§ AIM OF THE EXERCISE: Here is the listing. Report each line in it that contains the string "title".

§ PROVIDED RECORDS:
^^^^^^^^^^^^^^^^
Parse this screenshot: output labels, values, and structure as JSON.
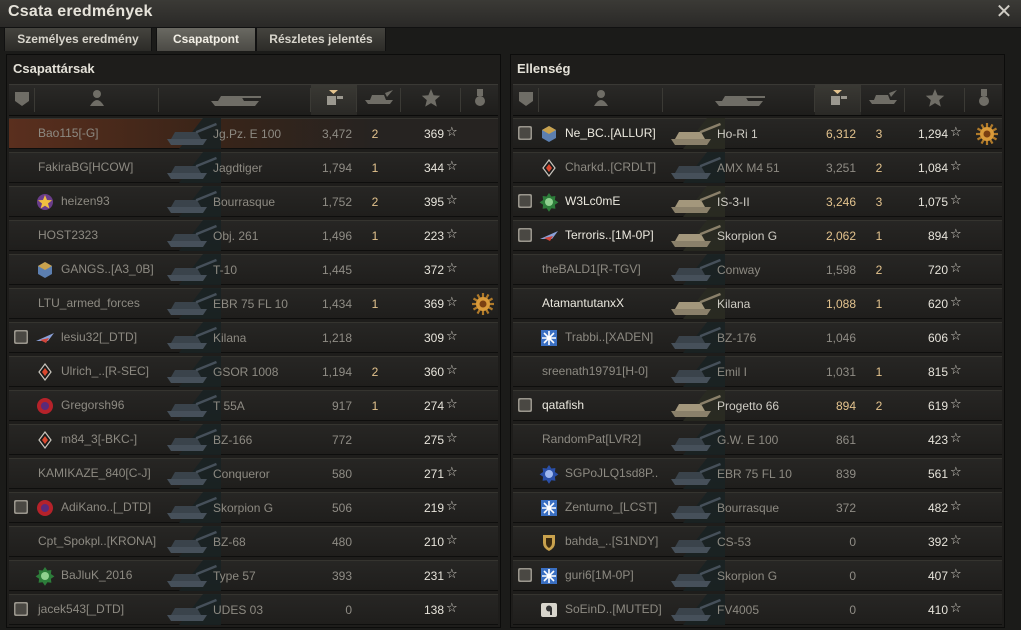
{
  "window": {
    "title": "Csata eredmények",
    "close_glyph": "✕"
  },
  "tabs": [
    {
      "label": "Személyes eredmény",
      "active": false
    },
    {
      "label": "Csapatpont",
      "active": true
    },
    {
      "label": "Részletes jelentés",
      "active": false
    }
  ],
  "columns": [
    "squad-icon",
    "player-icon",
    "tank-icon",
    "damage-icon",
    "kills-icon",
    "xp-star-icon",
    "medal-icon"
  ],
  "colors": {
    "self_row": "#5a2f1e",
    "highlight_value": "#e3c38e",
    "dim_text": "#8d8a82"
  },
  "allies": {
    "title": "Csapattársak",
    "rows": [
      {
        "name": "Bao115[-G]",
        "vehicle": "Jg.Pz. E 100",
        "damage": "3,472",
        "kills": "2",
        "xp": "369",
        "squad": "",
        "badge": "",
        "medal": false,
        "self": true,
        "dead": true
      },
      {
        "name": "FakiraBG[HCOW]",
        "vehicle": "Jagdtiger",
        "damage": "1,794",
        "kills": "1",
        "xp": "344",
        "squad": "",
        "badge": "",
        "medal": false,
        "self": false,
        "dead": true
      },
      {
        "name": "heizen93",
        "vehicle": "Bourrasque",
        "damage": "1,752",
        "kills": "2",
        "xp": "395",
        "squad": "",
        "badge": "star-badge-icon",
        "medal": false,
        "self": false,
        "dead": true
      },
      {
        "name": "HOST2323",
        "vehicle": "Obj. 261",
        "damage": "1,496",
        "kills": "1",
        "xp": "223",
        "squad": "",
        "badge": "",
        "medal": false,
        "self": false,
        "dead": true
      },
      {
        "name": "GANGS..[A3_0B]",
        "vehicle": "T-10",
        "damage": "1,445",
        "kills": "",
        "xp": "372",
        "squad": "",
        "badge": "cube-badge-icon",
        "medal": false,
        "self": false,
        "dead": true
      },
      {
        "name": "LTU_armed_forces",
        "vehicle": "EBR 75 FL 10",
        "damage": "1,434",
        "kills": "1",
        "xp": "369",
        "squad": "",
        "badge": "",
        "medal": true,
        "self": false,
        "dead": true
      },
      {
        "name": "lesiu32[_DTD]",
        "vehicle": "Kilana",
        "damage": "1,218",
        "kills": "",
        "xp": "309",
        "squad": "1",
        "badge": "plane-badge-icon",
        "medal": false,
        "self": false,
        "dead": true
      },
      {
        "name": "Ulrich_..[R-SEC]",
        "vehicle": "GSOR 1008",
        "damage": "1,194",
        "kills": "2",
        "xp": "360",
        "squad": "",
        "badge": "diamond-badge-icon",
        "medal": false,
        "self": false,
        "dead": true
      },
      {
        "name": "Gregorsh96",
        "vehicle": "T 55A",
        "damage": "917",
        "kills": "1",
        "xp": "274",
        "squad": "",
        "badge": "red-badge-icon",
        "medal": false,
        "self": false,
        "dead": true
      },
      {
        "name": "m84_3[-BKC-]",
        "vehicle": "BZ-166",
        "damage": "772",
        "kills": "",
        "xp": "275",
        "squad": "",
        "badge": "diamond-badge-icon",
        "medal": false,
        "self": false,
        "dead": true
      },
      {
        "name": "KAMIKAZE_840[C-J]",
        "vehicle": "Conqueror",
        "damage": "580",
        "kills": "",
        "xp": "271",
        "squad": "",
        "badge": "",
        "medal": false,
        "self": false,
        "dead": true
      },
      {
        "name": "AdiKano..[_DTD]",
        "vehicle": "Skorpion G",
        "damage": "506",
        "kills": "",
        "xp": "219",
        "squad": "1",
        "badge": "red-badge-icon",
        "medal": false,
        "self": false,
        "dead": true
      },
      {
        "name": "Cpt_Spokpl..[KRONA]",
        "vehicle": "BZ-68",
        "damage": "480",
        "kills": "",
        "xp": "210",
        "squad": "",
        "badge": "",
        "medal": false,
        "self": false,
        "dead": true
      },
      {
        "name": "BaJluK_2016",
        "vehicle": "Type 57",
        "damage": "393",
        "kills": "",
        "xp": "231",
        "squad": "",
        "badge": "green-badge-icon",
        "medal": false,
        "self": false,
        "dead": true
      },
      {
        "name": "jacek543[_DTD]",
        "vehicle": "UDES 03",
        "damage": "0",
        "kills": "",
        "xp": "138",
        "squad": "1",
        "badge": "",
        "medal": false,
        "self": false,
        "dead": true
      }
    ]
  },
  "enemies": {
    "title": "Ellenség",
    "rows": [
      {
        "name": "Ne_BC..[ALLUR]",
        "vehicle": "Ho-Ri 1",
        "damage": "6,312",
        "kills": "3",
        "xp": "1,294",
        "squad": "1",
        "badge": "cube-badge-icon",
        "medal": true,
        "dead": false
      },
      {
        "name": "Charkd..[CRDLT]",
        "vehicle": "AMX M4 51",
        "damage": "3,251",
        "kills": "2",
        "xp": "1,084",
        "squad": "",
        "badge": "diamond-badge-icon",
        "medal": false,
        "dead": true
      },
      {
        "name": "W3Lc0mE",
        "vehicle": "IS-3-II",
        "damage": "3,246",
        "kills": "3",
        "xp": "1,075",
        "squad": "1",
        "badge": "green-badge-icon",
        "medal": false,
        "dead": false
      },
      {
        "name": "Terroris..[1M-0P]",
        "vehicle": "Skorpion G",
        "damage": "2,062",
        "kills": "1",
        "xp": "894",
        "squad": "2",
        "badge": "plane-badge-icon",
        "medal": false,
        "dead": false
      },
      {
        "name": "theBALD1[R-TGV]",
        "vehicle": "Conway",
        "damage": "1,598",
        "kills": "2",
        "xp": "720",
        "squad": "",
        "badge": "",
        "medal": false,
        "dead": true
      },
      {
        "name": "AtamantutanxX",
        "vehicle": "Kilana",
        "damage": "1,088",
        "kills": "1",
        "xp": "620",
        "squad": "",
        "badge": "",
        "medal": false,
        "dead": false
      },
      {
        "name": "Trabbi..[XADEN]",
        "vehicle": "BZ-176",
        "damage": "1,046",
        "kills": "",
        "xp": "606",
        "squad": "",
        "badge": "snow-badge-icon",
        "medal": false,
        "dead": true
      },
      {
        "name": "sreenath19791[H-0]",
        "vehicle": "Emil I",
        "damage": "1,031",
        "kills": "1",
        "xp": "815",
        "squad": "",
        "badge": "",
        "medal": false,
        "dead": true
      },
      {
        "name": "qatafish",
        "vehicle": "Progetto 66",
        "damage": "894",
        "kills": "2",
        "xp": "619",
        "squad": "1",
        "badge": "",
        "medal": false,
        "dead": false
      },
      {
        "name": "RandomPat[LVR2]",
        "vehicle": "G.W. E 100",
        "damage": "861",
        "kills": "",
        "xp": "423",
        "squad": "",
        "badge": "",
        "medal": false,
        "dead": true
      },
      {
        "name": "SGPoJLQ1sd8P..",
        "vehicle": "EBR 75 FL 10",
        "damage": "839",
        "kills": "",
        "xp": "561",
        "squad": "",
        "badge": "blue-badge-icon",
        "medal": false,
        "dead": true
      },
      {
        "name": "Zenturno_[LCST]",
        "vehicle": "Bourrasque",
        "damage": "372",
        "kills": "",
        "xp": "482",
        "squad": "",
        "badge": "snow-badge-icon",
        "medal": false,
        "dead": true
      },
      {
        "name": "bahda_..[S1NDY]",
        "vehicle": "CS-53",
        "damage": "0",
        "kills": "",
        "xp": "392",
        "squad": "",
        "badge": "shield-badge-icon",
        "medal": false,
        "dead": true
      },
      {
        "name": "guri6[1M-0P]",
        "vehicle": "Skorpion G",
        "damage": "0",
        "kills": "",
        "xp": "407",
        "squad": "2",
        "badge": "snow-badge-icon",
        "medal": false,
        "dead": true
      },
      {
        "name": "SoEinD..[MUTED]",
        "vehicle": "FV4005",
        "damage": "0",
        "kills": "",
        "xp": "410",
        "squad": "",
        "badge": "nine-badge-icon",
        "medal": false,
        "dead": true
      }
    ]
  }
}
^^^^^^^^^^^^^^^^
§ SOLUTION TO THE PROBLEM:
    "title": "Csata eredmények",
    "title": "Csapattársak",
    "title": "Ellenség",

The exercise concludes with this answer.